The “very inexpensive” Louisiana State University Law Center boasts “the highest bar-passage rate in the state” pretty much every year and a unique program where graduates receive both a JD and Graduate Diploma in comparative law that provides “exposure to both common and civil law.” You’ll leave LSU Law with a Juris Doctor as well as a graduate diploma in comparative law, which is a mélange of European legal traditions. “The focus on the civil law at LSU is a definite plus because most of us remain in Louisiana to practice,” explains a 2L. “It’s a much different approach to problems than our common law colleagues use, and the training in the civil law happens early and often.” The “first-year curriculum is rich and very demanding.” Contracts, torts, civil procedure, constitutional law, and all your standard 1L courses are required.
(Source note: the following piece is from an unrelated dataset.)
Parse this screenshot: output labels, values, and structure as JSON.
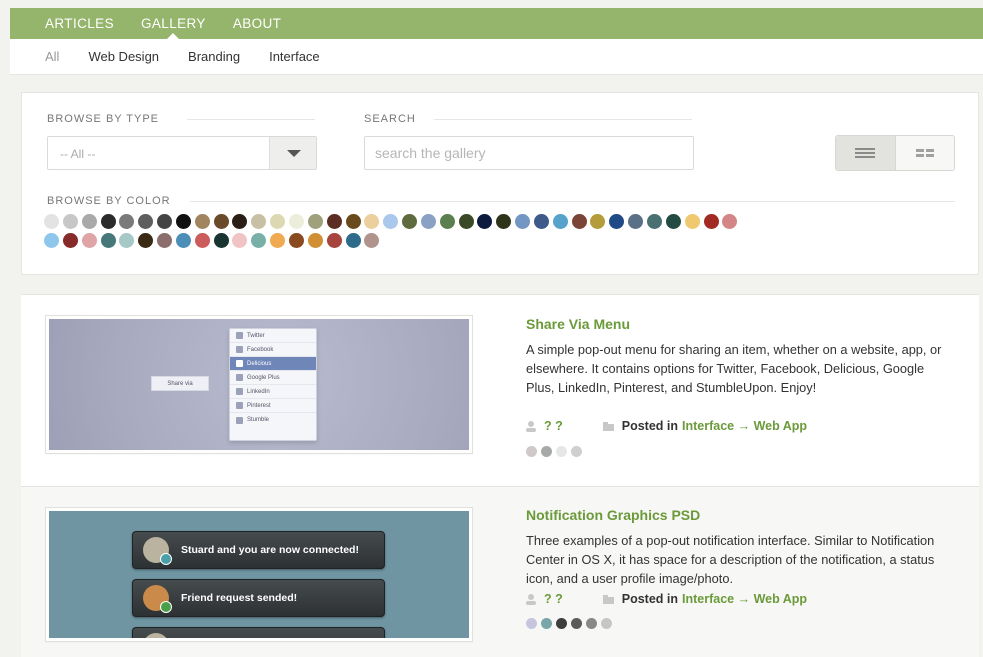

Students must also take course work in Louisiana’s codes of torts, civilian property, and much else. After first year, “2Ls and 3Ls [are] more free to specialize and take advantage of the practical law courses available that would be applicable out of state.” Some students complain that there aren’t nearly enough electives, though. “LSU is small and so the range of courses available isn’t very broad, and it’s not always clear when a course will be taught.” “Some courses offered in the school’s course booklet haven’t been offered in years,” gripes a hardened 3L.“The classrooms and facilities are phenomenal.” Class attendance policies are “relatively stringent.” It’s a good thing, then, that the academic atmosphere is generally “excellent.” “The great thing about LSU Law professors is that many of them have been incredibly influential in the development of Louisiana law,” observes a 1L. “In preparing cases for classes, you can’t help but notice how often the courts have relied on your professor’s doctrinal works in formulating their decisions.” “While some are intent on using the Socratic Method at all costs, most use it simply to ensure that you are paying attention and can answer their questions when called upon,” relates a 3L. Not all faculty members are fabulous, though. “LSU has some of the best,” advises a 2L, “but a couple have to be the worst.” Outside of class, most faculty members are “more than willing to talk to students.” “They are all accessible if you try a little bit.” A few students tell us that the administration “emphasizes bureaucracy,” but the overwhelming sentiment here is that top brass “truly works for the students” and is “remarkably responsive to the student body.”LSU Law offers “an abundance of opportunities to be involved” in journals and advocacy programs. There are clinical programs in immigration law, family law, mediation, and juvenile representation. “A well-connected externship program places second- and third-year students with justices and judges in the Louisiana Supreme Court and the U.S. Fifth Circuit Court of Appeals, among others,” adds a 3L. A study abroad program in Lyon, France, is also popular. Over 150 employers recruit here each year, but opinion regarding LSU Law’s ability to help students find jobs is split. Critics tell us that the Career Services office displays “callous indifference toward students who are not in the top five to ten percent of the class.” Other students say that Career Services is “in touch with you from the beginning” and “goes the extra mile to help students and find opportunity for them.” “This school does everything it possibly can to ensure that you pass the bar and get a job,” beams a confident 1L.
- The Princeton Review